Two days before hundreds of people would turn up for the June homebuying trolley tour of little-known Baltimore neighborhoods, Tracy Gosson had a problem.
She was the event's organizer, and she couldn't find enough homes that were for sale.
By the time she could pinpoint a suitable candidate for the west- side neighborhood tour, the house would already have a contract on it and be off the market.
This was a problem that was both inspiring and, as Gosson put it, "insane."
At one point, Gosson sat mock sobbing in front of a picture-perfect townhouse off Cold Spring Lane that had just gone under contract in days, and Pam Ruff, her consultant and comedic straight woman, consoled her, "Let it go, Tracy. Let it go. It's gone."
After three years as executive director of the Live Baltimore Marketing Center, Gosson has only herself to blame for her success. In those three years, during which this city has gone from a "why-would-you-live-in-the-city?" attitude to a hotbed of home sales, Live Baltimore has made itself essential.
A nonprofit organization formed to champion city living, Live Baltimore has long since left the cheerleading squad and joined the players. At its birth, it was a small office of one employee - Gosson - with a budget of $125,000.
Today, Live Baltimore has grown to four full-time employees, four consultants and a $625,000 budget. And now it's time for Live Baltimore to break off on its own.
The rise of Live Baltimore in the city's real estate market was no accident, no riding the prevailing housing boom for this little nonprofit.
Rather, the small office on Saratoga Street was thrust into a leading role by the willpower of Tracy Gosson. The woman who felt comfortable enough to rent a jackhammer to dig a trench in front of her house wields a bullhorn before a crowded trolley tour with equal aplomb.
"There's truly a passion in what she does; she has affection for the city," said David Elam, the regional vice president for housing and community development at the Fannie Mae Corp. who previously served as the director of Baltimore's Partnership Office.
Elam's Baltimore successor, Frank Coakley, also has worked with Gosson.
"I use the word dynamo," Coakley said. "She doesn't have an off switch."
For Gosson, 34, her work, where 12-hour days are routine, derives from her own discovery of Baltimore six years ago as a first-time homebuyer.
Her experience restoring a home in Butcher's Hill, conquering daunting do-it-yourself tasks and bonding with neighbors facing the same challenge, formed her conviction that many people are missing out on the good life.

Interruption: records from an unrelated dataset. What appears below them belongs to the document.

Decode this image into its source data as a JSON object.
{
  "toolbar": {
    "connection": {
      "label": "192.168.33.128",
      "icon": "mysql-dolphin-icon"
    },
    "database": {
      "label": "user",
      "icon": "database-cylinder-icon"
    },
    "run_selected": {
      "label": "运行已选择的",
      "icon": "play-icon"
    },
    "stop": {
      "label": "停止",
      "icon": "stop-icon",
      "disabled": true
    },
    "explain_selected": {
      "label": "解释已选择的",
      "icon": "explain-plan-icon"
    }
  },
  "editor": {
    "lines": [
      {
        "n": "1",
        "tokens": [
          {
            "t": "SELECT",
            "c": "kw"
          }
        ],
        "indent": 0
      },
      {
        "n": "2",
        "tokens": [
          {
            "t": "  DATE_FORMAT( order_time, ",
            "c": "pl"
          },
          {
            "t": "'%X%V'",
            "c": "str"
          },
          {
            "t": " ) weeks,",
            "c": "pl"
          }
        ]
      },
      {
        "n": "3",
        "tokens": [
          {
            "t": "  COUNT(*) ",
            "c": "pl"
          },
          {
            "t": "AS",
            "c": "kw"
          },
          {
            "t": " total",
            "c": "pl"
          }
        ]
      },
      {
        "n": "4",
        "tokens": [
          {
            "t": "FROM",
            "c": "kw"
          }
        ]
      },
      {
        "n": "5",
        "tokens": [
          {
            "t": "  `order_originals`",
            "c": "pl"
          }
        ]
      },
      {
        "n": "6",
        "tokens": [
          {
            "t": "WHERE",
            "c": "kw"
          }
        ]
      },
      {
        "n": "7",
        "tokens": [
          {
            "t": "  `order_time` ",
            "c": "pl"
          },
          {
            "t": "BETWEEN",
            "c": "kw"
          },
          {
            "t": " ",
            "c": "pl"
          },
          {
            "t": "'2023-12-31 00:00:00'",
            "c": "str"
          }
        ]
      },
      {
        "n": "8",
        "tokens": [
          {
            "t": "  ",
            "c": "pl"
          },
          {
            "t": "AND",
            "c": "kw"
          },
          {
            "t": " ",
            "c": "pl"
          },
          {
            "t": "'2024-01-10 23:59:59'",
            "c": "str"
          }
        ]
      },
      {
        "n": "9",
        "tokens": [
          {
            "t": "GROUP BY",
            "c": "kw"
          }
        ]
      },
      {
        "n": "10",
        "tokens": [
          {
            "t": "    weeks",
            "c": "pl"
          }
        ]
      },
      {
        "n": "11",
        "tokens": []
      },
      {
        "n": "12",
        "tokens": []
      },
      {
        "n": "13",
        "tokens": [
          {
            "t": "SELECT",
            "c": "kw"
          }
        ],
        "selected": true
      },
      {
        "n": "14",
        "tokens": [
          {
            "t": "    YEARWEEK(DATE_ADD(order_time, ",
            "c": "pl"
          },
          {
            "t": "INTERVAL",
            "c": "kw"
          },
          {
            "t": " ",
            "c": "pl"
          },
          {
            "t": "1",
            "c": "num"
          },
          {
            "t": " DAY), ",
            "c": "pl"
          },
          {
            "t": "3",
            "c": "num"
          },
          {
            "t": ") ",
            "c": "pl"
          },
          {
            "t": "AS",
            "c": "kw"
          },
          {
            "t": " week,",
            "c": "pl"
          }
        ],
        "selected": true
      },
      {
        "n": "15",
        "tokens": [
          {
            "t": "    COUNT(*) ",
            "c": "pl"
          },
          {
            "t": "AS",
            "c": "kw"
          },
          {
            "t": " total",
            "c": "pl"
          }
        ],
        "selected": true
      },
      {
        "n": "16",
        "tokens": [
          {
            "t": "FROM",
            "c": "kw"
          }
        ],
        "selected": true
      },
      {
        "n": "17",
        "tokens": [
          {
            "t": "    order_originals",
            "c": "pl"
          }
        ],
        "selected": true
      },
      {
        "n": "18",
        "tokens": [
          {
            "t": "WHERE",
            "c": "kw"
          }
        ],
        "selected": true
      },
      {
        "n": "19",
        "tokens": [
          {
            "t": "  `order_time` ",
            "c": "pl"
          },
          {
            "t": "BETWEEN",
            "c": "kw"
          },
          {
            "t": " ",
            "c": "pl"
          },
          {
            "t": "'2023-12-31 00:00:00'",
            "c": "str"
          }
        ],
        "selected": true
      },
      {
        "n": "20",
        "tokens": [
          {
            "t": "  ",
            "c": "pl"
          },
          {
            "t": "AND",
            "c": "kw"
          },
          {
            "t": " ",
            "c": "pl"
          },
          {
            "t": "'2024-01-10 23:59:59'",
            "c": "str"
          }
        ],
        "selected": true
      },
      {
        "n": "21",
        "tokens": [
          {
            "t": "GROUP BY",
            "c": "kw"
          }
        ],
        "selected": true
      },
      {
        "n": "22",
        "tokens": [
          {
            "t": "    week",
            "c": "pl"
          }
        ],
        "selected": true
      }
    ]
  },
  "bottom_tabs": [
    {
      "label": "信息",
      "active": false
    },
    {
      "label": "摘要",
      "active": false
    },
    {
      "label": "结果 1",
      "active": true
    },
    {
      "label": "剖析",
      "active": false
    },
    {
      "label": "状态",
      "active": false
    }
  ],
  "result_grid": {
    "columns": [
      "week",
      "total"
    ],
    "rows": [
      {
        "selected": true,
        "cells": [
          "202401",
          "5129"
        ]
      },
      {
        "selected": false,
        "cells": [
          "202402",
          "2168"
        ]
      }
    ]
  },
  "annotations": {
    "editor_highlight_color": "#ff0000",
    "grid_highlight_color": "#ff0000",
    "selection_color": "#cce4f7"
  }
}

Underneath Baltimore's tarnished image of decaying buildings and overwhelmed infrastructure was an adventure.
"If all you do is read the paper and follow the news you would think that this town is going down the drain fast." Gosson said. "But when you really look and drive through the city and see how many good neighborhoods there are and how many people care about their neighborhoods, it's impossible to not feel positive about the future."
The problem is that most prospective homebuyers don't just go blindly through the city hunting for houses, especially in a city they don't know. Normally they'll follow the well-heeled path to neighborhoods with rising home prices and pay for the safety of consensual homebuying. Even worse, in provincial Baltimore, some locals tend to stick to their own neighborhoods, ignoring large unexplored territory.

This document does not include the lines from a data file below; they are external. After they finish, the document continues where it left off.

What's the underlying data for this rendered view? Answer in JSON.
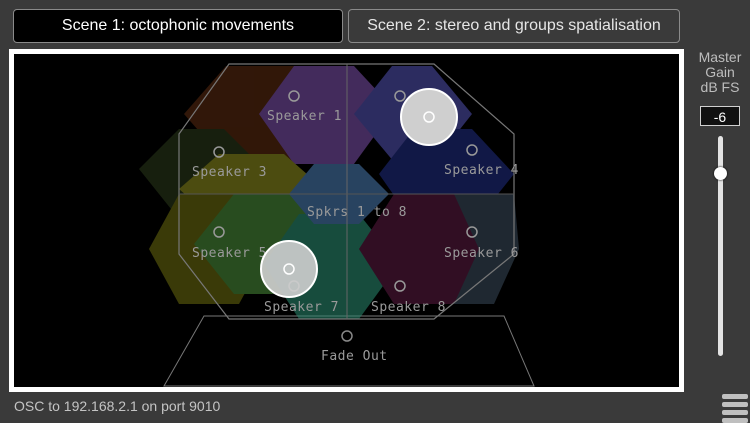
{
  "tabs": [
    {
      "label": "Scene 1: octophonic movements",
      "active": true
    },
    {
      "label": "Scene 2: stereo and groups spatialisation",
      "active": false
    }
  ],
  "stage": {
    "speakers": [
      {
        "label": "Speaker 1",
        "color": "#7a4fa8"
      },
      {
        "label": "Speaker 3",
        "color": "#8a8a1e"
      },
      {
        "label": "Speaker 4",
        "color": "#1f2d80"
      },
      {
        "label": "Spkrs 1 to 8",
        "color": "#4a7ab0"
      },
      {
        "label": "Speaker 5",
        "color": "#4a8a3a"
      },
      {
        "label": "Speaker 6",
        "color": "#5a6a7a"
      },
      {
        "label": "Speaker 7",
        "color": "#2a8a70"
      },
      {
        "label": "Speaker 8",
        "color": "#7a1a40"
      }
    ],
    "fade_out_label": "Fade Out"
  },
  "master_gain": {
    "label_line1": "Master",
    "label_line2": "Gain",
    "label_line3": "dB FS",
    "value": "-6",
    "level_fraction": 0.83
  },
  "status": {
    "text": "OSC to 192.168.2.1 on port 9010"
  },
  "icons": {
    "menu": "hamburger-menu-icon",
    "source": "circle-handle-icon"
  }
}
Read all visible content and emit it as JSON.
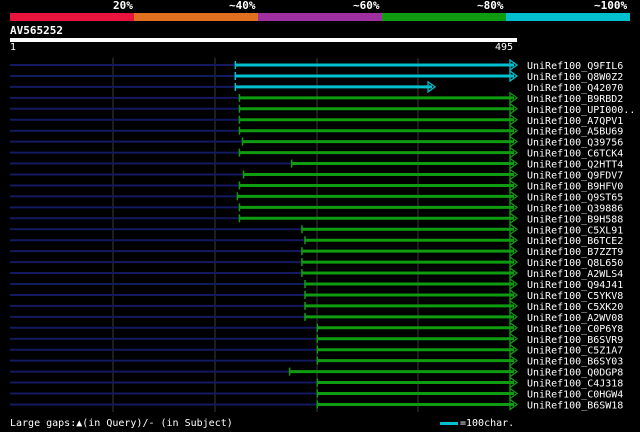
{
  "scale": {
    "labels": [
      "20%",
      "~40%",
      "~60%",
      "~80%",
      "~100%"
    ],
    "colors": [
      "#e8143c",
      "#e07020",
      "#a030a0",
      "#109c10",
      "#00bfcf"
    ]
  },
  "query": {
    "title": "AV565252",
    "start": "1",
    "end": "495",
    "length": 495
  },
  "hits": [
    {
      "name": "UniRef100_Q9FIL6",
      "start": 220,
      "end": 495,
      "color": "#00bfcf"
    },
    {
      "name": "UniRef100_Q8W0Z2",
      "start": 220,
      "end": 495,
      "color": "#00bfcf"
    },
    {
      "name": "UniRef100_Q42070",
      "start": 220,
      "end": 415,
      "color": "#00bfcf"
    },
    {
      "name": "UniRef100_B9RBD2",
      "start": 224,
      "end": 495,
      "color": "#109c10"
    },
    {
      "name": "UniRef100_UPI000..",
      "start": 224,
      "end": 495,
      "color": "#109c10"
    },
    {
      "name": "UniRef100_A7QPV1",
      "start": 224,
      "end": 495,
      "color": "#109c10"
    },
    {
      "name": "UniRef100_A5BU69",
      "start": 224,
      "end": 495,
      "color": "#109c10"
    },
    {
      "name": "UniRef100_Q39756",
      "start": 227,
      "end": 495,
      "color": "#109c10"
    },
    {
      "name": "UniRef100_C6TCK4",
      "start": 224,
      "end": 495,
      "color": "#109c10"
    },
    {
      "name": "UniRef100_Q2HTT4",
      "start": 275,
      "end": 495,
      "color": "#109c10"
    },
    {
      "name": "UniRef100_Q9FDV7",
      "start": 228,
      "end": 495,
      "color": "#109c10"
    },
    {
      "name": "UniRef100_B9HFV0",
      "start": 224,
      "end": 495,
      "color": "#109c10"
    },
    {
      "name": "UniRef100_Q9ST65",
      "start": 222,
      "end": 495,
      "color": "#109c10"
    },
    {
      "name": "UniRef100_Q39886",
      "start": 224,
      "end": 495,
      "color": "#109c10"
    },
    {
      "name": "UniRef100_B9H588",
      "start": 224,
      "end": 495,
      "color": "#109c10"
    },
    {
      "name": "UniRef100_C5XL91",
      "start": 285,
      "end": 495,
      "color": "#109c10"
    },
    {
      "name": "UniRef100_B6TCE2",
      "start": 288,
      "end": 495,
      "color": "#109c10"
    },
    {
      "name": "UniRef100_B7ZZT9",
      "start": 285,
      "end": 495,
      "color": "#109c10"
    },
    {
      "name": "UniRef100_Q8L650",
      "start": 285,
      "end": 495,
      "color": "#109c10"
    },
    {
      "name": "UniRef100_A2WLS4",
      "start": 285,
      "end": 495,
      "color": "#109c10"
    },
    {
      "name": "UniRef100_Q94J41",
      "start": 288,
      "end": 495,
      "color": "#109c10"
    },
    {
      "name": "UniRef100_C5YKV8",
      "start": 288,
      "end": 495,
      "color": "#109c10"
    },
    {
      "name": "UniRef100_C5XK20",
      "start": 288,
      "end": 495,
      "color": "#109c10"
    },
    {
      "name": "UniRef100_A2WV08",
      "start": 288,
      "end": 495,
      "color": "#109c10"
    },
    {
      "name": "UniRef100_C0P6Y8",
      "start": 300,
      "end": 495,
      "color": "#109c10"
    },
    {
      "name": "UniRef100_B6SVR9",
      "start": 300,
      "end": 495,
      "color": "#109c10"
    },
    {
      "name": "UniRef100_C5Z1A7",
      "start": 300,
      "end": 495,
      "color": "#109c10"
    },
    {
      "name": "UniRef100_B6SY03",
      "start": 300,
      "end": 495,
      "color": "#109c10"
    },
    {
      "name": "UniRef100_Q0DGP8",
      "start": 273,
      "end": 495,
      "color": "#109c10"
    },
    {
      "name": "UniRef100_C4J318",
      "start": 300,
      "end": 495,
      "color": "#109c10"
    },
    {
      "name": "UniRef100_C0HGW4",
      "start": 300,
      "end": 495,
      "color": "#109c10"
    },
    {
      "name": "UniRef100_B6SW18",
      "start": 300,
      "end": 495,
      "color": "#109c10"
    }
  ],
  "legend": {
    "text": "Large gaps:▲(in Query)/- (in Subject)"
  },
  "scale_note": {
    "text": "=100char."
  }
}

Ruff, an economic consultant, admits thinking that she knew Baltimore until she went on one of Gosson's fact-finding tours of places that she hadn't known existed.
"Driving around the streets with Tracy literally has gone from `Oh my God, where are you taking me,' to `Wow, Tracy, I never had any idea,'" Ruff said.
Before Live Baltimore, it was mostly trendy neighborhoods - Mount Washington, Roland Park, Guilford, Federal Hill - spilling over to the next neighborhood. For the last three years, Live Baltimore has been taking control of this overflow and trickle-down market by ushering traffic into lesser-known neighborhoods that have been left to fend for themselves.
After three years, Live Baltimore has become an established conduit for real estate commerce. For instance:
The "Buying Into Baltimore" trolley tours - one of the neighborhoods in East Baltimore is scheduled for Saturday - draw hundreds of potential homebuyers, shopping to take advantage of $3,000 in grants that go toward closing costs.
Live Baltimore's Web site, www.LiveBaltimore.com, features profiles of more than 100 city neighborhoods along with local contacts and news on financing packages, buying incentives and grants.
Live Baltimore mustered a cold-calling campaign to turn the Live Where You Work program, which gives employees $3,000 toward closing costs, into a hot ticket item with 60 firms participating from the Johns Hopkins Health Systems to Morgan State University to Struever Bros. Eccles and Rouse.